> _Work instruction_
The records that appear below are to be restated word for word.

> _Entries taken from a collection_

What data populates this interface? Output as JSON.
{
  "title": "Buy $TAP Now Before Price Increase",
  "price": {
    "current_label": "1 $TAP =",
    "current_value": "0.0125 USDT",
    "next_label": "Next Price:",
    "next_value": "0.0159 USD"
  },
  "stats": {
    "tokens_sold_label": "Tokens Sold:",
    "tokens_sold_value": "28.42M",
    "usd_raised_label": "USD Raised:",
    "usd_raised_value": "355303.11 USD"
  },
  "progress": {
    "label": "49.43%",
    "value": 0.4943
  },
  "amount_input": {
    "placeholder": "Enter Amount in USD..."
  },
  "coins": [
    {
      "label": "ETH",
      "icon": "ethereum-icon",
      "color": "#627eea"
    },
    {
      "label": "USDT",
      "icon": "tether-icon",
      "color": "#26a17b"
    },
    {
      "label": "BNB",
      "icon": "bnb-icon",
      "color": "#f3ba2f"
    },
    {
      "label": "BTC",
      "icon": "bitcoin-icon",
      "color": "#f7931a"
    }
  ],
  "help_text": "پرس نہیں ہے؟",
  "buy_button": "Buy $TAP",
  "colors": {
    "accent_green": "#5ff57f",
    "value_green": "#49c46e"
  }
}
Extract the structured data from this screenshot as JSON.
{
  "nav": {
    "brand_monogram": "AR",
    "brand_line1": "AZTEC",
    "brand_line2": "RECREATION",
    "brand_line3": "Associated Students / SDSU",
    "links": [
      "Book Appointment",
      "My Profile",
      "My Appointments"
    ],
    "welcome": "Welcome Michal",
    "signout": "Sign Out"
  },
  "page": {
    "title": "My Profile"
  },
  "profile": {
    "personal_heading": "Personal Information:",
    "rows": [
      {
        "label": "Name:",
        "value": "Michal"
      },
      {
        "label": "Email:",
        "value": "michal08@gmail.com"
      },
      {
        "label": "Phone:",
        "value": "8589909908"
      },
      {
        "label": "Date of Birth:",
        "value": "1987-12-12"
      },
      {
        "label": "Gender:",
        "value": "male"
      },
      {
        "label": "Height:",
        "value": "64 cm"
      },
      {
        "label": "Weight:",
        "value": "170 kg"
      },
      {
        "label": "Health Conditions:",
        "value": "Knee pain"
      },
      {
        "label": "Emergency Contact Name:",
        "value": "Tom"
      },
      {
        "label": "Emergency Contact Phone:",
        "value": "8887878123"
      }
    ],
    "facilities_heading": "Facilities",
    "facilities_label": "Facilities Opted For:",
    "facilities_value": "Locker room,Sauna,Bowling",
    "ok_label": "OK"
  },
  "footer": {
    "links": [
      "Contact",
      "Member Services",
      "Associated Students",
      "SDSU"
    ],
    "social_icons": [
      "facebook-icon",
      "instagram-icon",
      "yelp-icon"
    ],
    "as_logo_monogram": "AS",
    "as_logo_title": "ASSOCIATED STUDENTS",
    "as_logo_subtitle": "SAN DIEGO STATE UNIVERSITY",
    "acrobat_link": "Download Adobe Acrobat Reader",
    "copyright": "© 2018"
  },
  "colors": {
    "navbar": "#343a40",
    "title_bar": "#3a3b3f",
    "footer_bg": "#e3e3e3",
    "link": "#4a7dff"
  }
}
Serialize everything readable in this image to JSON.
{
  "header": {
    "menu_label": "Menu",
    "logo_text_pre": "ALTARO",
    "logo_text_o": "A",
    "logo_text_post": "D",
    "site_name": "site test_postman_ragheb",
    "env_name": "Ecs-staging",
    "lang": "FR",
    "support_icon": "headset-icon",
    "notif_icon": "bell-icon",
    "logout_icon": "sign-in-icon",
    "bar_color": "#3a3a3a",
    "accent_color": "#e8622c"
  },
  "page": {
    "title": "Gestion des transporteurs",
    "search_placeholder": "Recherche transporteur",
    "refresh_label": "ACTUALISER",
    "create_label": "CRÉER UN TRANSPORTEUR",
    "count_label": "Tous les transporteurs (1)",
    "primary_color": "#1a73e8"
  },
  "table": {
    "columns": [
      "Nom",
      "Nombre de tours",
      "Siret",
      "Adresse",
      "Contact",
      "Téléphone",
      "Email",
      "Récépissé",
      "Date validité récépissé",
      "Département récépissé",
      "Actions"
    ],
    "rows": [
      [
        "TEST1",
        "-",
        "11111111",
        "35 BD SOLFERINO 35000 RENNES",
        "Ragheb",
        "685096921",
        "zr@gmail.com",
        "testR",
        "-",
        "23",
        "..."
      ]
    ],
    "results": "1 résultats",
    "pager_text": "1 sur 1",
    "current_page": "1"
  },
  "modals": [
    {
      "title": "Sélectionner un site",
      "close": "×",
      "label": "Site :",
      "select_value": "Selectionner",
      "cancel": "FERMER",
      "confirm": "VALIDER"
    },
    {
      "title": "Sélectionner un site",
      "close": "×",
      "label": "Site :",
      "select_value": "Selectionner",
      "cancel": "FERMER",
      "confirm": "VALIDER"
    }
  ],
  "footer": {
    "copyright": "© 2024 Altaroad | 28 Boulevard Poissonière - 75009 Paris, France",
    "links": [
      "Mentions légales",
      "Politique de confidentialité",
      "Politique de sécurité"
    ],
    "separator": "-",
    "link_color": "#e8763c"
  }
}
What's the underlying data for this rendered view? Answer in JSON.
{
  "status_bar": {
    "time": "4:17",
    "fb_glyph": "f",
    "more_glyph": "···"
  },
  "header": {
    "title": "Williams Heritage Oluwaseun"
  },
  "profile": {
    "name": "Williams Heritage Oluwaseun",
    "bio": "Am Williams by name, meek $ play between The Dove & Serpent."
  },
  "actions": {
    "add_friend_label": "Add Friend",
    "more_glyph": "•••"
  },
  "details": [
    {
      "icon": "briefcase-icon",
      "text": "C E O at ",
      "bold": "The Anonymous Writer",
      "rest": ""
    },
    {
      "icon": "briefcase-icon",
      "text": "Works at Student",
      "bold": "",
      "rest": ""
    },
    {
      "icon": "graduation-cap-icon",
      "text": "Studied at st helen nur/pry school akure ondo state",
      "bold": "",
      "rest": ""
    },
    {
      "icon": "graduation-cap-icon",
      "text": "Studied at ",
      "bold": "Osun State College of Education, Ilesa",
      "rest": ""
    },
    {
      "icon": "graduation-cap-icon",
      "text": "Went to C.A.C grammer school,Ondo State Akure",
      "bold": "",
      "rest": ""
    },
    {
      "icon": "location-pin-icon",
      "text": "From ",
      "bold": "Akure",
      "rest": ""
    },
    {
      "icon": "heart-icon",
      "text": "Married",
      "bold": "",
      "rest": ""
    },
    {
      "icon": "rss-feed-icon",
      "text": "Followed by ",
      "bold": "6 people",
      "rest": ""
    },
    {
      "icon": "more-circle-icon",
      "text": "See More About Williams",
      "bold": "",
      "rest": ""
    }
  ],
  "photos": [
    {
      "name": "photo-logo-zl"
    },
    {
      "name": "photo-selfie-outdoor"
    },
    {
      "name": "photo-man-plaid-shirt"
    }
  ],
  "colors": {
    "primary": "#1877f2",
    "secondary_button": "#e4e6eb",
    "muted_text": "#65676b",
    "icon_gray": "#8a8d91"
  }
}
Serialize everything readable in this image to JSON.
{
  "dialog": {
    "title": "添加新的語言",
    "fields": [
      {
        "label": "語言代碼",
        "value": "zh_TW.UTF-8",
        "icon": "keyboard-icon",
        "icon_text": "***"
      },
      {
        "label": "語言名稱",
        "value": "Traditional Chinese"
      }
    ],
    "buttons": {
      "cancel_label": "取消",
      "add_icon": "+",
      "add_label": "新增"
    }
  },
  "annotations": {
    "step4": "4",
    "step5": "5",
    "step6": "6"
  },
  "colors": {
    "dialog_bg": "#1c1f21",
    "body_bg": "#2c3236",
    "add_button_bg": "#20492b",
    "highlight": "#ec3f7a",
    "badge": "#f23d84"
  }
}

> _Task response_
What data populates this interface? Output as JSON.
{
  "title": "Buy $TAP Now Before Price Increase",
  "price": {
    "current_label": "1 $TAP =",
    "current_value": "0.0125 USDT",
    "next_label": "Next Price:",
    "next_value": "0.0159 USD"
  },
  "stats": {
    "tokens_sold_label": "Tokens Sold:",
    "tokens_sold_value": "28.42M",
    "usd_raised_label": "USD Raised:",
    "usd_raised_value": "355303.11 USD"
  },
  "progress": {
    "label": "49.43%",
    "value": 0.4943
  },
  "amount_input": {
    "placeholder": "Enter Amount in USD..."
  },
  "coins": [
    {
      "label": "ETH",
      "icon": "ethereum-icon",
      "color": "#627eea"
    },
    {
      "label": "USDT",
      "icon": "tether-icon",
      "color": "#26a17b"
    },
    {
      "label": "BNB",
      "icon": "bnb-icon",
      "color": "#f3ba2f"
    },
    {
      "label": "BTC",
      "icon": "bitcoin-icon",
      "color": "#f7931a"
    }
  ],
  "help_text": "پرس نہیں ہے؟",
  "buy_button": "Buy $TAP",
  "colors": {
    "accent_green": "#5ff57f",
    "value_green": "#49c46e"
  }
}
Extract the structured data from this screenshot as JSON.
{
  "nav": {
    "brand_monogram": "AR",
    "brand_line1": "AZTEC",
    "brand_line2": "RECREATION",
    "brand_line3": "Associated Students / SDSU",
    "links": [
      "Book Appointment",
      "My Profile",
      "My Appointments"
    ],
    "welcome": "Welcome Michal",
    "signout": "Sign Out"
  },
  "page": {
    "title": "My Profile"
  },
  "profile": {
    "personal_heading": "Personal Information:",
    "rows": [
      {
        "label": "Name:",
        "value": "Michal"
      },
      {
        "label": "Email:",
        "value": "michal08@gmail.com"
      },
      {
        "label": "Phone:",
        "value": "8589909908"
      },
      {
        "label": "Date of Birth:",
        "value": "1987-12-12"
      },
      {
        "label": "Gender:",
        "value": "male"
      },
      {
        "label": "Height:",
        "value": "64 cm"
      },
      {
        "label": "Weight:",
        "value": "170 kg"
      },
      {
        "label": "Health Conditions:",
        "value": "Knee pain"
      },
      {
        "label": "Emergency Contact Name:",
        "value": "Tom"
      },
      {
        "label": "Emergency Contact Phone:",
        "value": "8887878123"
      }
    ],
    "facilities_heading": "Facilities",
    "facilities_label": "Facilities Opted For:",
    "facilities_value": "Locker room,Sauna,Bowling",
    "ok_label": "OK"
  },
  "footer": {
    "links": [
      "Contact",
      "Member Services",
      "Associated Students",
      "SDSU"
    ],
    "social_icons": [
      "facebook-icon",
      "instagram-icon",
      "yelp-icon"
    ],
    "as_logo_monogram": "AS",
    "as_logo_title": "ASSOCIATED STUDENTS",
    "as_logo_subtitle": "SAN DIEGO STATE UNIVERSITY",
    "acrobat_link": "Download Adobe Acrobat Reader",
    "copyright": "© 2018"
  },
  "colors": {
    "navbar": "#343a40",
    "title_bar": "#3a3b3f",
    "footer_bg": "#e3e3e3",
    "link": "#4a7dff"
  }
}
Serialize everything readable in this image to JSON.
{
  "header": {
    "menu_label": "Menu",
    "logo_text_pre": "ALTARO",
    "logo_text_o": "A",
    "logo_text_post": "D",
    "site_name": "site test_postman_ragheb",
    "env_name": "Ecs-staging",
    "lang": "FR",
    "support_icon": "headset-icon",
    "notif_icon": "bell-icon",
    "logout_icon": "sign-in-icon",
    "bar_color": "#3a3a3a",
    "accent_color": "#e8622c"
  },
  "page": {
    "title": "Gestion des transporteurs",
    "search_placeholder": "Recherche transporteur",
    "refresh_label": "ACTUALISER",
    "create_label": "CRÉER UN TRANSPORTEUR",
    "count_label": "Tous les transporteurs (1)",
    "primary_color": "#1a73e8"
  },
  "table": {
    "columns": [
      "Nom",
      "Nombre de tours",
      "Siret",
      "Adresse",
      "Contact",
      "Téléphone",
      "Email",
      "Récépissé",
      "Date validité récépissé",
      "Département récépissé",
      "Actions"
    ],
    "rows": [
      [
        "TEST1",
        "-",
        "11111111",
        "35 BD SOLFERINO 35000 RENNES",
        "Ragheb",
        "685096921",
        "zr@gmail.com",
        "testR",
        "-",
        "23",
        "..."
      ]
    ],
    "results": "1 résultats",
    "pager_text": "1 sur 1",
    "current_page": "1"
  },
  "modals": [
    {
      "title": "Sélectionner un site",
      "close": "×",
      "label": "Site :",
      "select_value": "Selectionner",
      "cancel": "FERMER",
      "confirm": "VALIDER"
    },
    {
      "title": "Sélectionner un site",
      "close": "×",
      "label": "Site :",
      "select_value": "Selectionner",
      "cancel": "FERMER",
      "confirm": "VALIDER"
    }
  ],
  "footer": {
    "copyright": "© 2024 Altaroad | 28 Boulevard Poissonière - 75009 Paris, France",
    "links": [
      "Mentions légales",
      "Politique de confidentialité",
      "Politique de sécurité"
    ],
    "separator": "-",
    "link_color": "#e8763c"
  }
}
What's the underlying data for this rendered view? Answer in JSON.
{
  "status_bar": {
    "time": "4:17",
    "fb_glyph": "f",
    "more_glyph": "···"
  },
  "header": {
    "title": "Williams Heritage Oluwaseun"
  },
  "profile": {
    "name": "Williams Heritage Oluwaseun",
    "bio": "Am Williams by name, meek $ play between The Dove & Serpent."
  },
  "actions": {
    "add_friend_label": "Add Friend",
    "more_glyph": "•••"
  },
  "details": [
    {
      "icon": "briefcase-icon",
      "text": "C E O at ",
      "bold": "The Anonymous Writer",
      "rest": ""
    },
    {
      "icon": "briefcase-icon",
      "text": "Works at Student",
      "bold": "",
      "rest": ""
    },
    {
      "icon": "graduation-cap-icon",
      "text": "Studied at st helen nur/pry school akure ondo state",
      "bold": "",
      "rest": ""
    },
    {
      "icon": "graduation-cap-icon",
      "text": "Studied at ",
      "bold": "Osun State College of Education, Ilesa",
      "rest": ""
    },
    {
      "icon": "graduation-cap-icon",
      "text": "Went to C.A.C grammer school,Ondo State Akure",
      "bold": "",
      "rest": ""
    },
    {
      "icon": "location-pin-icon",
      "text": "From ",
      "bold": "Akure",
      "rest": ""
    },
    {
      "icon": "heart-icon",
      "text": "Married",
      "bold": "",
      "rest": ""
    },
    {
      "icon": "rss-feed-icon",
      "text": "Followed by ",
      "bold": "6 people",
      "rest": ""
    },
    {
      "icon": "more-circle-icon",
      "text": "See More About Williams",
      "bold": "",
      "rest": ""
    }
  ],
  "photos": [
    {
      "name": "photo-logo-zl"
    },
    {
      "name": "photo-selfie-outdoor"
    },
    {
      "name": "photo-man-plaid-shirt"
    }
  ],
  "colors": {
    "primary": "#1877f2",
    "secondary_button": "#e4e6eb",
    "muted_text": "#65676b",
    "icon_gray": "#8a8d91"
  }
}
Serialize everything readable in this image to JSON.
{
  "dialog": {
    "title": "添加新的語言",
    "fields": [
      {
        "label": "語言代碼",
        "value": "zh_TW.UTF-8",
        "icon": "keyboard-icon",
        "icon_text": "***"
      },
      {
        "label": "語言名稱",
        "value": "Traditional Chinese"
      }
    ],
    "buttons": {
      "cancel_label": "取消",
      "add_icon": "+",
      "add_label": "新增"
    }
  },
  "annotations": {
    "step4": "4",
    "step5": "5",
    "step6": "6"
  },
  "colors": {
    "dialog_bg": "#1c1f21",
    "body_bg": "#2c3236",
    "add_button_bg": "#20492b",
    "highlight": "#ec3f7a",
    "badge": "#f23d84"
  }
}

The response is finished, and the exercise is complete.